blog.example.com are separate domains and separate projects are required to create an integrated translation for the whole.
Provided that each is set up appropriately, the proxy can make such related projects aware of each other using the Project Linking feature. This enables the cross-mapping of URLs on the linked projects. Where
example.com referred to
blog.example.com before, after linking, all URLs pointing to the latter will be mapped to its published target language domain.
The dialog for linking consists of a single input field:
Copy & paste the linked project’s project code into the field. Linking requires changes on each affected project, so it is recommended that you open all of them in separate tabs for this process.
Some projects are complex enough to warrant linking multiple auxiliary projects to them. You can cadd multiple projects codes to the field, separated by a colon.
A few restrictions apply to project linking:
- project linking is two-way: project A has to be linked on project B and then project B has to be linked on project A to complete the process.
- refresh the corresponding Dashboards of each project after saving in the linking dialog to ensure that each project is notified of the attempt to or completion of the linking.
- only a user who is owner of all involved projects can link them.
- linked projects have to be published together and with the same target languages.
Project Linking & Forms
Form solutions tend to use content from external domains.
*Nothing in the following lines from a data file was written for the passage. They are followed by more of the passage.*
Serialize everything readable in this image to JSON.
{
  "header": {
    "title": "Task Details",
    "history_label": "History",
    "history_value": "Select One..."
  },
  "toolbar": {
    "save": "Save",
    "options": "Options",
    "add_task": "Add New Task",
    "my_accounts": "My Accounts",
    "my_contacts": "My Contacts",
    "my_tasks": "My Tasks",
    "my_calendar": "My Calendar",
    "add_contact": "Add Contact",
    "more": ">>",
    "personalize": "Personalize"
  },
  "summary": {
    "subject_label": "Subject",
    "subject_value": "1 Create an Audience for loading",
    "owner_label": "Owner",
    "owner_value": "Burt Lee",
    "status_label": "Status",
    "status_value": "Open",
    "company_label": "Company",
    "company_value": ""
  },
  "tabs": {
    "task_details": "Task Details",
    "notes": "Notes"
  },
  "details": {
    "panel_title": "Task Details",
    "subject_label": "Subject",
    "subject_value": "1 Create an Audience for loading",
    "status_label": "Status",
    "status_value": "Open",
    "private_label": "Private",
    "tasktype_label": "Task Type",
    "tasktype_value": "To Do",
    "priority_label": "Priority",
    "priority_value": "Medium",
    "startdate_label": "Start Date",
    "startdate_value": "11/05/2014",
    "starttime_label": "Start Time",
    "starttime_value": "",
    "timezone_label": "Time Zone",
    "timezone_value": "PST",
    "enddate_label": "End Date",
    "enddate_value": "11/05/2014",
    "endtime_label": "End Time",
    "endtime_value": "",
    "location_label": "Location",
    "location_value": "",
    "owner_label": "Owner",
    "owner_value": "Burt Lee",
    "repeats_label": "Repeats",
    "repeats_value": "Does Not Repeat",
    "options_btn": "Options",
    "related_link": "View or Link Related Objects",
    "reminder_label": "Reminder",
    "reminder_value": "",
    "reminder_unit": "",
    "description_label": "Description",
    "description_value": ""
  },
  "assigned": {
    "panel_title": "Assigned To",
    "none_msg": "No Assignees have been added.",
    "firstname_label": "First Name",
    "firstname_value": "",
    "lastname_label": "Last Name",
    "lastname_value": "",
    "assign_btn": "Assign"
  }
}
The localization of HubSpot forms, for example, is a frequent and somewhat challenging use case of project linking.
The topic of translating such content using proxy features only is covered in detail on this cookbook page.